Saturday, August 16, 2008

families are like fudge... or is it fondue?

our motley crew

my mom (second from left) is leaving for europe in a few days, so we all gathered for dinner tonight to celebrate my upcoming birthday. my mom always gives me the sweetest cards which only aid in my joking that i am the most beloved of all the girls. so, i opened my birthday card from mom and it was one of those typically sweet mother/daughter cards with little sectional blurbs spaced around a floral motif with little hearts on the cover. each section describing lovely attributes of the daughter (me) from the mother's perspective, i get to the second blurb and it states: "who is wise beyond her years". i paused, darting my eyes suspiciously at my mom who has that look on her face. it's the same look she has when she's up to something or trying not to give something away. (am i being punkd?) i am a lot of things, but wise beyond my years ain't one of them. i read it out loud to provoke a response [read: laughter] from everyone else, looked directly at my mom and said, "what? was this the last card left in the 'birthday for daughter' section?". i reluctantly read the rest of the card, which had a few more accurate blurbs, then reread the "wise beyond her years" blurb out loud again so we could all have another laugh. "seriously, mom, you know that's a load of crap". i theorize out loud that perhaps it was leftover from one of the other girls' birthdays. you know, maybe she accidentally bought two for desiree or just pulled the wrong one out of her card keeper. maybe this is carol's card and come december, carol's going to get mine - the one that doesn't allude to profound wisdom. we all jokingly hypothesize about the possible reasons and scenarious that could've led to my mother giving me this card. "well..." she finally confesses, "i didn't pick it out." i'm gasping in contrived horror as carol starts chiming in about how they were at the store earlier today, mother was picking up something else, emma was interrupting and they were pressed for time, yadayadayada. [aha. and just like that, the truth comes out.] hilarious. second most hilarious was the card from my sister which had a fancy, dolled-up cartoon monkey sashaying on the front and two other monkeys onlooking, one saying to the other: "look at miss fancypants in her dolce and banana". emma's die cut sponge bob comes in a close third. :) we had a fabulous time and after the smorgasborg, each felt like templeton after the fair.

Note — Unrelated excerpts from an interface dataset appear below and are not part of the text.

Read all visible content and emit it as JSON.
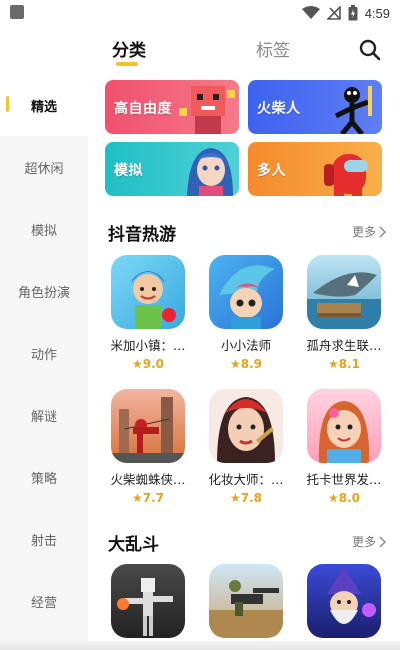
{
  "status_bar": {
    "time": "4:59"
  },
  "tabs": [
    {
      "label": "分类",
      "active": true
    },
    {
      "label": "标签",
      "active": false
    }
  ],
  "sidebar": {
    "items": [
      {
        "label": "精选",
        "active": true
      },
      {
        "label": "超休闲"
      },
      {
        "label": "模拟"
      },
      {
        "label": "角色扮演"
      },
      {
        "label": "动作"
      },
      {
        "label": "解谜"
      },
      {
        "label": "策略"
      },
      {
        "label": "射击"
      },
      {
        "label": "经营"
      }
    ]
  },
  "banners": [
    {
      "label": "高自由度",
      "color": "#f0506e"
    },
    {
      "label": "火柴人",
      "color": "#4f6cf0"
    },
    {
      "label": "模拟",
      "color": "#27c3c8"
    },
    {
      "label": "多人",
      "color": "#f59a35"
    }
  ],
  "sections": [
    {
      "title": "抖音热游",
      "more": "更多",
      "games": [
        {
          "name": "米加小镇：…",
          "rating": "9.0"
        },
        {
          "name": "小小法师",
          "rating": "8.9"
        },
        {
          "name": "孤舟求生联…",
          "rating": "8.1"
        },
        {
          "name": "火柴蜘蛛侠…",
          "rating": "7.7"
        },
        {
          "name": "化妆大师：…",
          "rating": "7.8"
        },
        {
          "name": "托卡世界发…",
          "rating": "8.0"
        }
      ]
    },
    {
      "title": "大乱斗",
      "more": "更多",
      "games": []
    }
  ],
  "colors": {
    "accent": "#f6c22b",
    "rating": "#e8a317"
  }
}
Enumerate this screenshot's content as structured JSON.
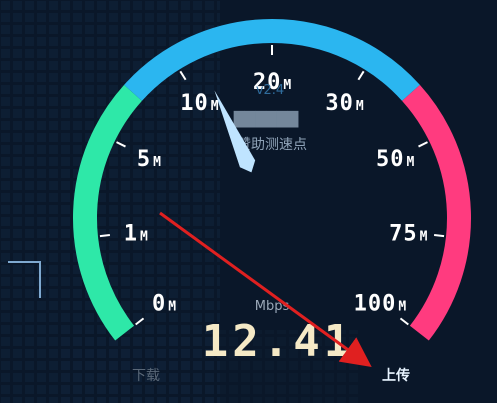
{
  "gauge": {
    "version": "v2.4",
    "node_name_blurred": "██████",
    "node_caption": "赞助测速点",
    "unit_label": "Mbps",
    "speed_value": "12.41",
    "ticks": [
      {
        "num": "0",
        "unit": "M"
      },
      {
        "num": "1",
        "unit": "M"
      },
      {
        "num": "5",
        "unit": "M"
      },
      {
        "num": "10",
        "unit": "M"
      },
      {
        "num": "20",
        "unit": "M"
      },
      {
        "num": "30",
        "unit": "M"
      },
      {
        "num": "50",
        "unit": "M"
      },
      {
        "num": "75",
        "unit": "M"
      },
      {
        "num": "100",
        "unit": "M"
      }
    ],
    "needle_value_mbps": 12.41,
    "colors": {
      "low": "#2ee8a8",
      "mid": "#2bb6f0",
      "high": "#ff3b7f",
      "needle": "#bfe4ff",
      "arrow": "#e02020"
    }
  },
  "tabs": {
    "download": "下载",
    "upload": "上传"
  }
}
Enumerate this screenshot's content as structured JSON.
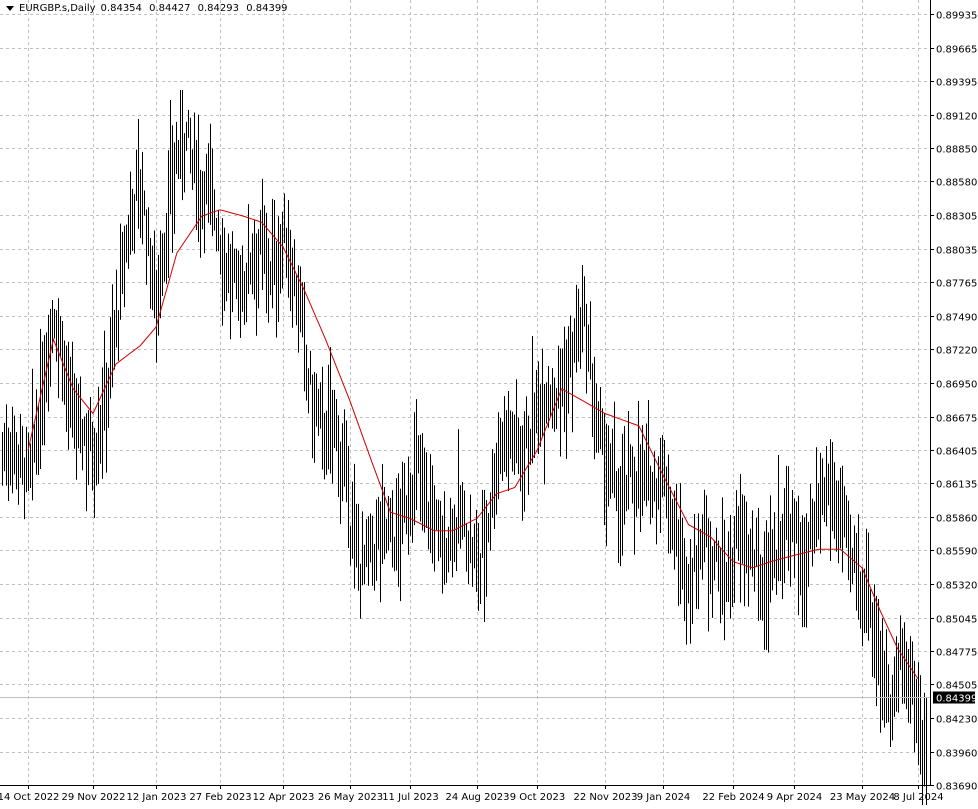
{
  "header": {
    "symbol_label": "EURGBP.s,Daily",
    "open": "0.84354",
    "high": "0.84427",
    "low": "0.84293",
    "close": "0.84399"
  },
  "colors": {
    "background": "#ffffff",
    "grid": "#c0c0c0",
    "bars": "#000000",
    "moving_average": "#d00000",
    "current_price_line": "#c0c0c0",
    "price_label_bg": "#000000",
    "price_label_text": "#ffffff"
  },
  "chart_data": {
    "type": "ohlc",
    "symbol": "EURGBP.s",
    "timeframe": "Daily",
    "grid": true,
    "last_price": 0.84399,
    "ylim": [
      0.8369,
      0.9005
    ],
    "y_ticks": [
      "0.89935",
      "0.89665",
      "0.89395",
      "0.89120",
      "0.88850",
      "0.88580",
      "0.88305",
      "0.88035",
      "0.87765",
      "0.87490",
      "0.87220",
      "0.86950",
      "0.86675",
      "0.86405",
      "0.86135",
      "0.85860",
      "0.85590",
      "0.85320",
      "0.85045",
      "0.84775",
      "0.84505",
      "0.84230",
      "0.83960",
      "0.83690"
    ],
    "x_ticks": [
      "14 Oct 2022",
      "29 Nov 2022",
      "12 Jan 2023",
      "27 Feb 2023",
      "12 Apr 2023",
      "26 May 2023",
      "11 Jul 2023",
      "24 Aug 2023",
      "9 Oct 2023",
      "22 Nov 2023",
      "9 Jan 2024",
      "22 Feb 2024",
      "9 Apr 2024",
      "23 May 2024",
      "8 Jul 2024"
    ],
    "price_points": [
      {
        "date": "14 Oct 2022",
        "price": 0.863
      },
      {
        "date": "1 Nov 2022",
        "price": 0.874
      },
      {
        "date": "15 Nov 2022",
        "price": 0.868
      },
      {
        "date": "29 Nov 2022",
        "price": 0.862
      },
      {
        "date": "15 Dec 2022",
        "price": 0.876
      },
      {
        "date": "1 Jan 2023",
        "price": 0.885
      },
      {
        "date": "12 Jan 2023",
        "price": 0.878
      },
      {
        "date": "3 Feb 2023",
        "price": 0.89
      },
      {
        "date": "14 Feb 2023",
        "price": 0.886
      },
      {
        "date": "27 Feb 2023",
        "price": 0.88
      },
      {
        "date": "15 Mar 2023",
        "price": 0.878
      },
      {
        "date": "28 Mar 2023",
        "price": 0.879
      },
      {
        "date": "12 Apr 2023",
        "price": 0.882
      },
      {
        "date": "26 Apr 2023",
        "price": 0.871
      },
      {
        "date": "10 May 2023",
        "price": 0.866
      },
      {
        "date": "26 May 2023",
        "price": 0.859
      },
      {
        "date": "12 Jun 2023",
        "price": 0.854
      },
      {
        "date": "26 Jun 2023",
        "price": 0.858
      },
      {
        "date": "11 Jul 2023",
        "price": 0.861
      },
      {
        "date": "27 Jul 2023",
        "price": 0.859
      },
      {
        "date": "8 Aug 2023",
        "price": 0.857
      },
      {
        "date": "24 Aug 2023",
        "price": 0.856
      },
      {
        "date": "8 Sep 2023",
        "price": 0.862
      },
      {
        "date": "22 Sep 2023",
        "price": 0.866
      },
      {
        "date": "9 Oct 2023",
        "price": 0.866
      },
      {
        "date": "25 Oct 2023",
        "price": 0.871
      },
      {
        "date": "8 Nov 2023",
        "price": 0.872
      },
      {
        "date": "22 Nov 2023",
        "price": 0.864
      },
      {
        "date": "6 Dec 2023",
        "price": 0.858
      },
      {
        "date": "20 Dec 2023",
        "price": 0.864
      },
      {
        "date": "9 Jan 2024",
        "price": 0.86
      },
      {
        "date": "25 Jan 2024",
        "price": 0.855
      },
      {
        "date": "8 Feb 2024",
        "price": 0.855
      },
      {
        "date": "22 Feb 2024",
        "price": 0.856
      },
      {
        "date": "8 Mar 2024",
        "price": 0.854
      },
      {
        "date": "22 Mar 2024",
        "price": 0.856
      },
      {
        "date": "9 Apr 2024",
        "price": 0.856
      },
      {
        "date": "25 Apr 2024",
        "price": 0.858
      },
      {
        "date": "9 May 2024",
        "price": 0.86
      },
      {
        "date": "23 May 2024",
        "price": 0.852
      },
      {
        "date": "7 Jun 2024",
        "price": 0.847
      },
      {
        "date": "21 Jun 2024",
        "price": 0.846
      },
      {
        "date": "8 Jul 2024",
        "price": 0.842
      },
      {
        "date": "24 Jul 2024",
        "price": 0.843
      }
    ],
    "moving_average": [
      {
        "date": "14 Oct 2022",
        "price": 0.864
      },
      {
        "date": "1 Nov 2022",
        "price": 0.873
      },
      {
        "date": "15 Nov 2022",
        "price": 0.869
      },
      {
        "date": "29 Nov 2022",
        "price": 0.867
      },
      {
        "date": "15 Dec 2022",
        "price": 0.871
      },
      {
        "date": "1 Jan 2023",
        "price": 0.8725
      },
      {
        "date": "12 Jan 2023",
        "price": 0.874
      },
      {
        "date": "27 Jan 2023",
        "price": 0.88
      },
      {
        "date": "14 Feb 2023",
        "price": 0.883
      },
      {
        "date": "27 Feb 2023",
        "price": 0.8835
      },
      {
        "date": "15 Mar 2023",
        "price": 0.883
      },
      {
        "date": "28 Mar 2023",
        "price": 0.8825
      },
      {
        "date": "12 Apr 2023",
        "price": 0.8805
      },
      {
        "date": "26 Apr 2023",
        "price": 0.877
      },
      {
        "date": "10 May 2023",
        "price": 0.873
      },
      {
        "date": "26 May 2023",
        "price": 0.868
      },
      {
        "date": "12 Jun 2023",
        "price": 0.863
      },
      {
        "date": "26 Jun 2023",
        "price": 0.859
      },
      {
        "date": "11 Jul 2023",
        "price": 0.8585
      },
      {
        "date": "27 Jul 2023",
        "price": 0.8575
      },
      {
        "date": "8 Aug 2023",
        "price": 0.8575
      },
      {
        "date": "24 Aug 2023",
        "price": 0.8585
      },
      {
        "date": "8 Sep 2023",
        "price": 0.8605
      },
      {
        "date": "22 Sep 2023",
        "price": 0.861
      },
      {
        "date": "9 Oct 2023",
        "price": 0.864
      },
      {
        "date": "25 Oct 2023",
        "price": 0.869
      },
      {
        "date": "8 Nov 2023",
        "price": 0.868
      },
      {
        "date": "22 Nov 2023",
        "price": 0.867
      },
      {
        "date": "6 Dec 2023",
        "price": 0.8665
      },
      {
        "date": "20 Dec 2023",
        "price": 0.866
      },
      {
        "date": "9 Jan 2024",
        "price": 0.862
      },
      {
        "date": "25 Jan 2024",
        "price": 0.858
      },
      {
        "date": "8 Feb 2024",
        "price": 0.857
      },
      {
        "date": "22 Feb 2024",
        "price": 0.855
      },
      {
        "date": "8 Mar 2024",
        "price": 0.8545
      },
      {
        "date": "22 Mar 2024",
        "price": 0.855
      },
      {
        "date": "9 Apr 2024",
        "price": 0.8555
      },
      {
        "date": "25 Apr 2024",
        "price": 0.856
      },
      {
        "date": "9 May 2024",
        "price": 0.856
      },
      {
        "date": "23 May 2024",
        "price": 0.8545
      },
      {
        "date": "7 Jun 2024",
        "price": 0.851
      },
      {
        "date": "21 Jun 2024",
        "price": 0.848
      },
      {
        "date": "8 Jul 2024",
        "price": 0.8455
      }
    ]
  }
}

there is an adorable saying that: "families are like fudge: mostly sweet with a few nuts". i don't know who originated this particular phrase, but had they met my family, they would've likely chosen to forgo fudge altogether and expand on the analogy of nuts. it's funny how the things i once found completely mortifying about my family during childhood and adolescence, i find endearing in adulthood.

it seems with each step i take on the path through adulthood, the more compassion and understanding i have for those who have trekked before me. i began this journey with such blind indignation, convinced that i would do things differently and by differently, i mean perfectly. i didn't know exactly what this meant, of course, but that wouldn't stop my futile pursuit of idealistic normalcy. admittedly, i spent entirely too much time and energy compiling the exterior of my life and not enough... okay, zero... time on the interior. much like building a house on proverbial sand. or really, much more like the buildings that line the streets of universal studios in orlando. i have a photo of myself sitting on the front steps of one of them. it appears to be a brownstone building, strikingly similar to the one that the huxtables lived in on the cosby show. the front has all of the architectural and three dimensional details. looking at the photo - even sitting on the staircase - there is no indication that it's only a beautiful facade.

when cardboard shards fell down around me, i was exposed and vulnerable. i desperately needed to be loved for who i was - or perhaps, in spite of who i had been. only family can fulfill such obligation and i knew, i had to learn to do the same. coming to terms with my own [plethora] of imperfections made it easier - not to simply accept the imperfections of others or love in spite of them - but to love because of them; to love for who they are. exactly the way they are. that is the essence of family. and also of unconditional love.

our experiences. our regrets. our triumphs. our failures. in the life of a family, they become ingredients poured into our own unique communal melting pot. like fondue. much more like fondue than fudge.

1 comment:

  1. Lattie,
    I love it. LOVE this post. LOVE Rachel and her raw honesty.
    LOVE YOU!
    AGM:)

    ReplyDelete